Tooth Replacement. Yes, orthodontics can be a good alternative to replacing a missing tooth; however, there are a few factors that need to be considered by the orthodontist. These factors include the following: which tooth is missing, how will the teeth fit together, will the new bite affect the jaw joint, the esthetic appearance, etc. Be sure to discuss all these things with your orthodontist prior to treatment.
Yes. Sometimes you can shift to eliminate spacing or crowding. Best to talk with your restorative dentist and orthodontist.
Yes. Spaces can be closed and replacement not needed in many cases.
Sometimes it can be. Replacing a missing tooth usually has several alternatives depending on the bite, which tooth is missing, crowding, and other factors. Your general dentist and orthodontist can review your alternatives and help decide which will work best for you.
Maybe. It depends on your bite (how your top and bottom teeth meet). It would be best to be evaluated by an orthodontist in your area.
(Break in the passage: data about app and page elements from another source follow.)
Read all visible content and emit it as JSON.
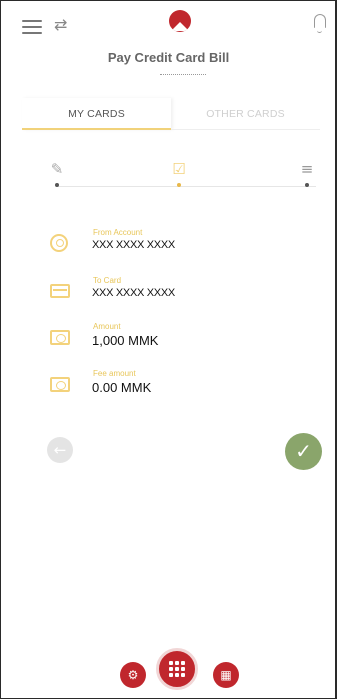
{
  "header": {
    "title": "Pay Credit Card Bill",
    "icons": [
      "menu-icon",
      "language-icon",
      "logo",
      "bell-icon"
    ]
  },
  "tabs": [
    {
      "label": "MY CARDS",
      "active": true
    },
    {
      "label": "OTHER CARDS",
      "active": false
    }
  ],
  "stepper": {
    "steps": [
      {
        "icon": "pencil-icon",
        "glyph": "✎",
        "state": "done"
      },
      {
        "icon": "check-circle-icon",
        "glyph": "☑",
        "state": "current"
      },
      {
        "icon": "checklist-icon",
        "glyph": "≡",
        "state": "pending"
      }
    ]
  },
  "details": [
    {
      "icon": "account-icon",
      "label": "From Account",
      "value": "XXX XXXX XXXX"
    },
    {
      "icon": "card-icon",
      "label": "To Card",
      "value": "XXX XXXX XXXX"
    },
    {
      "icon": "money-icon",
      "label": "Amount",
      "value": "1,000 MMK"
    },
    {
      "icon": "money-icon",
      "label": "Fee amount",
      "value": "0.00 MMK"
    }
  ],
  "actions": {
    "back_glyph": "←",
    "confirm_glyph": "✓"
  },
  "bottom_nav": {
    "left_glyph": "⚙",
    "main_icon": "grid-icon",
    "right_glyph": "▦"
  },
  "colors": {
    "brand_red": "#c0272d",
    "accent_gold": "#f3d27b",
    "confirm_green": "#8aa56b"
  }
}
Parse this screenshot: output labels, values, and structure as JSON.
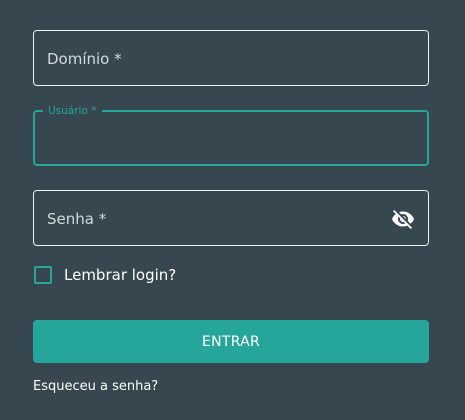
{
  "form": {
    "domain_field": {
      "label": "Domínio *",
      "value": ""
    },
    "user_field": {
      "label": "Usuário *",
      "value": "",
      "focused": true
    },
    "password_field": {
      "label": "Senha *",
      "value": "",
      "toggle_icon": "eye-off-icon"
    },
    "remember": {
      "label": "Lembrar login?",
      "checked": false
    },
    "submit_label": "ENTRAR",
    "forgot_link": "Esqueceu a senha?"
  },
  "colors": {
    "background": "#37474f",
    "accent": "#26a69a",
    "text": "#ffffff",
    "border": "#eef1f2"
  }
}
Talk to your regular dentist and see who they recommend.
Most assuredly . Orthodontic treatment should be investigated as part of the diagnostic process in any complex restorative treatment program. Ask your general dentist to refer you to an orthodontist for an initial examination (usually complimentary). If orthodontics is indicated the orthodontist and the general dentist will work together to provide you with the best treatment alternatives.
Yes. It depends upon which tooth is missing. The space can be closed by moving adjacent teeth into the space.
Yes. But, if it is an area that you can view easily, then it might look unusual because you would lose the symmetry of your smile. Please discuss this your dentist and orthodontist.
Possibly. Depending on the position of the missing tooth, sometimes the space can be closed. Please consult with an orthodontist to see if this is feasible or not as it depends on the location and type of tooth and whether you will undergo a comprehensive course of orthdontics.
Sometimes. Depending upon the space to close, orthodontics can provide an alternative. It does require less tooth structure preparation as in a bridge, but it can take a lot longer.
Sometimes. Not very frequently. The occlusion or bite is extremely complicated to maintain healthy teeth for life (75 -90 years, these days). See a prosthodontist first and see the orthodontist they work with to assess the condition and offer the best long term successful options. Most often, if all other areas are fine, replacing the tooth with an umplant and crown is the best choice. See the experts.